Become a fan of Slashdot on Facebook

 



Forgot your password?
typodupeerror

Comment: Re:The big advantage of XOR (Score 5, Funny) 277

And what data structure do you have lying around at encryption time that's as long as the plaintext?

That's right, the plaintext. Use that as your one time pad. It saves you the headache of generating high-quality randomness if you just XOR the plaintext with itself.

The resulting ciphertext is not only theoretically unbreakable without the key, it is also highly compressible for economical transmission.

Comment: "Empire of the Rising Scum" (Score 5, Insightful) 167

by Beryllium Sphere(tm) (#49168905) Attached to: Marissa Mayer On Turning Around Yahoo

From a 1990 essay comes the insight
"The ability to get ahead in an organization is simply another talent, like the ability to play chess, paint pictures, do coronary bypass operations or pick pockets. There are some people who are extraordinarily good at manipulating- organizations to serve their own ends. The Russians, who have suffered under such people for centuries, have a name for them-- apparatchiks. It was an observer of apparatchiks who coined the maxim, 'The scum rises to the top.' "

http://bobshea.net/empire_of_t...

It is as insightful in its own way as "The Mythical Man-Month".

Comment: Would there be a detectable EM pulse? (Score 1) 203
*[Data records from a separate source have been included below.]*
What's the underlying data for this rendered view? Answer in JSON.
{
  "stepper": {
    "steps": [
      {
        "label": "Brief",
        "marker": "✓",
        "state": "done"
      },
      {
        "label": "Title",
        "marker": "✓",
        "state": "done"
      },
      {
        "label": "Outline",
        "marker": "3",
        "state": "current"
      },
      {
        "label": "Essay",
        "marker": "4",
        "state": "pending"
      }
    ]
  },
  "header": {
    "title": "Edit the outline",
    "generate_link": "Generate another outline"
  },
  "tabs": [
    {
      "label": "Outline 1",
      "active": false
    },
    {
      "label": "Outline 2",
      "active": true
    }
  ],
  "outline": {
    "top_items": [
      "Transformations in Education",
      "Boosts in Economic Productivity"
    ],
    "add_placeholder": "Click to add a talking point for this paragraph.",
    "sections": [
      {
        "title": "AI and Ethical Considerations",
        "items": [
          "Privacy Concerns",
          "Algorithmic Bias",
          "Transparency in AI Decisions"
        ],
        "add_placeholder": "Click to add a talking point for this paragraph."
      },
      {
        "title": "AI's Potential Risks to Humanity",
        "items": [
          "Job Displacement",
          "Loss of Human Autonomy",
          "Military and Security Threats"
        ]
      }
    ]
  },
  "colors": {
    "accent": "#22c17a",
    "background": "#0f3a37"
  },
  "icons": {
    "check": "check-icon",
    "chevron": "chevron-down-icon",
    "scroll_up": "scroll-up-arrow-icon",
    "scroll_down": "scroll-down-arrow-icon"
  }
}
by Beryllium Sphere(tm) (#49125421) Attached to: What Happens When Betelgeuse Explodes?

Poul Anderson pointed out in a 1967 story that a supernova could have devastating electromagnetic pulse effects.

Since then, we've found that supernova explosions are asymmetrical. There is plasma moving at very high speeds near a new neutron star's magnetic field and not in a neat way where the effects cancel out.

How far away would you have to be in order not to have all your electronics fried?

Comment: Hewlett Packard, a generation ago (Score 2) 254

by Beryllium Sphere(tm) (#49045427) Attached to: What Intel's $300 Million Diversity Pledge Really Means

When the company was still run ethically, the ethics included opening the engineering department to women, not just on paper but in real life.

The word spread. Women in engineering schools knew where to apply when they graduated. HP had a larger pool of bright people to choose from, people who were shying away from their competitors.

There's more to being open than sticking the phrase "Equal Opportunity Employer" on the recruiting ads. Get it right, though, and it's sound business.

Comment: Re:Gallium? (Score 2) 260

That's the thing, gallium is not that exotic and has recreational uses. Casting equipment?! A staggering range of uses for thousands of years.

BTW "stabilize" is in the metallurgical sense. If the open literature is correct, and I hope it is full of booby traps for bomb makers, plutonium is less of a nightmare to put into controlled shapes if alloyed with gallium.

Comment: "If a group isn't interested" (Score 1) 333

by Beryllium Sphere(tm) (#46353033) Attached to: Will Peggy the Programmer Be the New Rosie the Riveter?

Groups aren't interested in things, people are, and pre-adult female people get a lot of messages about what should interest them which are outright toxic and which we should compensate for. Getting them some exposure to CS and programming may partially make up for a lifetime that begins with their brothers hogging the computer and which continues with outright anti-intellectualism in school.

Comment: Empirically provably false (Score 1) 333

by Beryllium Sphere(tm) (#46352991) Attached to: Will Peggy the Programmer Be the New Rosie the Riveter?

See the book "Unlocking the Clubhouse" for the results of hundreds of interviews with bright highly motivated female CS students.

> equal opportunity based upon relevant attributes (ie demonstrated interest and aptitude)

That's a good thing to focus on since we're not there yet and have more work to do.

The decision doesn't have to be logical; it was unanimous.

Working...